─── Records for this task ───
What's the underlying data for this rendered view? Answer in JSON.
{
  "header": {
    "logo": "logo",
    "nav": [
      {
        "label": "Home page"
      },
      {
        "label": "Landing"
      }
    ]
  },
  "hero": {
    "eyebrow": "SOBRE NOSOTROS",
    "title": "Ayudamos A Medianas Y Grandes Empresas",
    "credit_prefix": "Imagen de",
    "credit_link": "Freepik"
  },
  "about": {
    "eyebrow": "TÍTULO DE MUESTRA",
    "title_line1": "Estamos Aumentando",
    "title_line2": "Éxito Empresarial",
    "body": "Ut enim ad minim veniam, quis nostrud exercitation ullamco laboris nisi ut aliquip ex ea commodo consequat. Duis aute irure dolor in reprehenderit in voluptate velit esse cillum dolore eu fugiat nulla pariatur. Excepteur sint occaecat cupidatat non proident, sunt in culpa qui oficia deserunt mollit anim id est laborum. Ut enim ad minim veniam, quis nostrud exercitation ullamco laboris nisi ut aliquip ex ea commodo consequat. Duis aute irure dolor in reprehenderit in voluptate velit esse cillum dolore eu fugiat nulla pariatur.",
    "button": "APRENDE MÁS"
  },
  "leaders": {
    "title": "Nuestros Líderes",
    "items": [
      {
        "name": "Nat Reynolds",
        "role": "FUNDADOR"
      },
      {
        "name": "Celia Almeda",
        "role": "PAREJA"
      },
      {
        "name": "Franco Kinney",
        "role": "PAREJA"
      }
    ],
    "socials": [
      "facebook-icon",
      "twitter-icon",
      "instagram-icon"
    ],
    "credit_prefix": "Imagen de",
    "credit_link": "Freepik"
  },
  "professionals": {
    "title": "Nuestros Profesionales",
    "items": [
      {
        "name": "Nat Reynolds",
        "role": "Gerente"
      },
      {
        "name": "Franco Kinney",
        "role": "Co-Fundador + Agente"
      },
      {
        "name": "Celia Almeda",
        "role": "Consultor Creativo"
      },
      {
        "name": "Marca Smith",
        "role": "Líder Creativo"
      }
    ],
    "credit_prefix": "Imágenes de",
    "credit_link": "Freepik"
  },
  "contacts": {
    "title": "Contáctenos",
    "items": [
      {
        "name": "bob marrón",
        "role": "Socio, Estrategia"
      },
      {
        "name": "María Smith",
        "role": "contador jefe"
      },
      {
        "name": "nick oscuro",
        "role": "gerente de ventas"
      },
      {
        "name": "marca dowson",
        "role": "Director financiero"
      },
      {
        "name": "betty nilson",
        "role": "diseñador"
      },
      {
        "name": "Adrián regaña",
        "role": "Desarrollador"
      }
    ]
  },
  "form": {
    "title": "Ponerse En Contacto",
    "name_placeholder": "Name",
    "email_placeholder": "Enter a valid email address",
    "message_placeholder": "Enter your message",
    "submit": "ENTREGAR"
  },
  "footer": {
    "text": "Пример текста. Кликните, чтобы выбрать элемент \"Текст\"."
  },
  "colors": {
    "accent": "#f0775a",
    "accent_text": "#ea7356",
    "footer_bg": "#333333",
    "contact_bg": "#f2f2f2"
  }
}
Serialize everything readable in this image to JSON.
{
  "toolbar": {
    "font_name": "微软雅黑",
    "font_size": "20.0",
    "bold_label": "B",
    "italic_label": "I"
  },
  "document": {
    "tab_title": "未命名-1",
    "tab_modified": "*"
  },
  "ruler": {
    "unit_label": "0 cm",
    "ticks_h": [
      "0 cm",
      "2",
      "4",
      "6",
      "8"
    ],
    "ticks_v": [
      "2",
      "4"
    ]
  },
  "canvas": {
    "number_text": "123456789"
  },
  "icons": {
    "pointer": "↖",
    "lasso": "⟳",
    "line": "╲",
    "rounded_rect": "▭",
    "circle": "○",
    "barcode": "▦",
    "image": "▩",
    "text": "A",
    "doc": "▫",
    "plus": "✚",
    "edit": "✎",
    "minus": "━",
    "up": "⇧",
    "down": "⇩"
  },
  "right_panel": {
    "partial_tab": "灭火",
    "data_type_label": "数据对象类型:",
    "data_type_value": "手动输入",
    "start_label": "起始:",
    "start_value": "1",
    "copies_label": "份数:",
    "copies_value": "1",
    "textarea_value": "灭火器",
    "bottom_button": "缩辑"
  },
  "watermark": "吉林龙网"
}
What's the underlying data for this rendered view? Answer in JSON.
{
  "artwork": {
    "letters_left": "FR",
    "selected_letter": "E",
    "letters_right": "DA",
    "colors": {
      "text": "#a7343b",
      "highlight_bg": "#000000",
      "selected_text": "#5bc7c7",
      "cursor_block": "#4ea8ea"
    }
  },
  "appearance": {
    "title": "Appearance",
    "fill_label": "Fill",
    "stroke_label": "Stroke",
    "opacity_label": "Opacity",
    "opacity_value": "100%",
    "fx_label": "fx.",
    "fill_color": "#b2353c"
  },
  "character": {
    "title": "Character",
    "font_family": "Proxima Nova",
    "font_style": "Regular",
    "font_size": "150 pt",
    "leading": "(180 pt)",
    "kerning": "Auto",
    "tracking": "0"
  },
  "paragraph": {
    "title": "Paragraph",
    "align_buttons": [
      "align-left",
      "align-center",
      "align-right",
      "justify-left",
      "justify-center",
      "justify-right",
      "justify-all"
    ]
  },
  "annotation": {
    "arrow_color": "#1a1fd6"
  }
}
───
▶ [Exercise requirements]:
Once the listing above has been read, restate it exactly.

▶ [Result of the exercise]:
What's the underlying data for this rendered view? Answer in JSON.
{
  "header": {
    "logo": "logo",
    "nav": [
      {
        "label": "Home page"
      },
      {
        "label": "Landing"
      }
    ]
  },
  "hero": {
    "eyebrow": "SOBRE NOSOTROS",
    "title": "Ayudamos A Medianas Y Grandes Empresas",
    "credit_prefix": "Imagen de",
    "credit_link": "Freepik"
  },
  "about": {
    "eyebrow": "TÍTULO DE MUESTRA",
    "title_line1": "Estamos Aumentando",
    "title_line2": "Éxito Empresarial",
    "body": "Ut enim ad minim veniam, quis nostrud exercitation ullamco laboris nisi ut aliquip ex ea commodo consequat. Duis aute irure dolor in reprehenderit in voluptate velit esse cillum dolore eu fugiat nulla pariatur. Excepteur sint occaecat cupidatat non proident, sunt in culpa qui oficia deserunt mollit anim id est laborum. Ut enim ad minim veniam, quis nostrud exercitation ullamco laboris nisi ut aliquip ex ea commodo consequat. Duis aute irure dolor in reprehenderit in voluptate velit esse cillum dolore eu fugiat nulla pariatur.",
    "button": "APRENDE MÁS"
  },
  "leaders": {
    "title": "Nuestros Líderes",
    "items": [
      {
        "name": "Nat Reynolds",
        "role": "FUNDADOR"
      },
      {
        "name": "Celia Almeda",
        "role": "PAREJA"
      },
      {
        "name": "Franco Kinney",
        "role": "PAREJA"
      }
    ],
    "socials": [
      "facebook-icon",
      "twitter-icon",
      "instagram-icon"
    ],
    "credit_prefix": "Imagen de",
    "credit_link": "Freepik"
  },
  "professionals": {
    "title": "Nuestros Profesionales",
    "items": [
      {
        "name": "Nat Reynolds",
        "role": "Gerente"
      },
      {
        "name": "Franco Kinney",
        "role": "Co-Fundador + Agente"
      },
      {
        "name": "Celia Almeda",
        "role": "Consultor Creativo"
      },
      {
        "name": "Marca Smith",
        "role": "Líder Creativo"
      }
    ],
    "credit_prefix": "Imágenes de",
    "credit_link": "Freepik"
  },
  "contacts": {
    "title": "Contáctenos",
    "items": [
      {
        "name": "bob marrón",
        "role": "Socio, Estrategia"
      },
      {
        "name": "María Smith",
        "role": "contador jefe"
      },
      {
        "name": "nick oscuro",
        "role": "gerente de ventas"
      },
      {
        "name": "marca dowson",
        "role": "Director financiero"
      },
      {
        "name": "betty nilson",
        "role": "diseñador"
      },
      {
        "name": "Adrián regaña",
        "role": "Desarrollador"
      }
    ]
  },
  "form": {
    "title": "Ponerse En Contacto",
    "name_placeholder": "Name",
    "email_placeholder": "Enter a valid email address",
    "message_placeholder": "Enter your message",
    "submit": "ENTREGAR"
  },
  "footer": {
    "text": "Пример текста. Кликните, чтобы выбрать элемент \"Текст\"."
  },
  "colors": {
    "accent": "#f0775a",
    "accent_text": "#ea7356",
    "footer_bg": "#333333",
    "contact_bg": "#f2f2f2"
  }
}
Serialize everything readable in this image to JSON.
{
  "toolbar": {
    "font_name": "微软雅黑",
    "font_size": "20.0",
    "bold_label": "B",
    "italic_label": "I"
  },
  "document": {
    "tab_title": "未命名-1",
    "tab_modified": "*"
  },
  "ruler": {
    "unit_label": "0 cm",
    "ticks_h": [
      "0 cm",
      "2",
      "4",
      "6",
      "8"
    ],
    "ticks_v": [
      "2",
      "4"
    ]
  },
  "canvas": {
    "number_text": "123456789"
  },
  "icons": {
    "pointer": "↖",
    "lasso": "⟳",
    "line": "╲",
    "rounded_rect": "▭",
    "circle": "○",
    "barcode": "▦",
    "image": "▩",
    "text": "A",
    "doc": "▫",
    "plus": "✚",
    "edit": "✎",
    "minus": "━",
    "up": "⇧",
    "down": "⇩"
  },
  "right_panel": {
    "partial_tab": "灭火",
    "data_type_label": "数据对象类型:",
    "data_type_value": "手动输入",
    "start_label": "起始:",
    "start_value": "1",
    "copies_label": "份数:",
    "copies_value": "1",
    "textarea_value": "灭火器",
    "bottom_button": "缩辑"
  },
  "watermark": "吉林龙网"
}
What's the underlying data for this rendered view? Answer in JSON.
{
  "artwork": {
    "letters_left": "FR",
    "selected_letter": "E",
    "letters_right": "DA",
    "colors": {
      "text": "#a7343b",
      "highlight_bg": "#000000",
      "selected_text": "#5bc7c7",
      "cursor_block": "#4ea8ea"
    }
  },
  "appearance": {
    "title": "Appearance",
    "fill_label": "Fill",
    "stroke_label": "Stroke",
    "opacity_label": "Opacity",
    "opacity_value": "100%",
    "fx_label": "fx.",
    "fill_color": "#b2353c"
  },
  "character": {
    "title": "Character",
    "font_family": "Proxima Nova",
    "font_style": "Regular",
    "font_size": "150 pt",
    "leading": "(180 pt)",
    "kerning": "Auto",
    "tracking": "0"
  },
  "paragraph": {
    "title": "Paragraph",
    "align_buttons": [
      "align-left",
      "align-center",
      "align-right",
      "justify-left",
      "justify-center",
      "justify-right",
      "justify-all"
    ]
  },
  "annotation": {
    "arrow_color": "#1a1fd6"
  }
}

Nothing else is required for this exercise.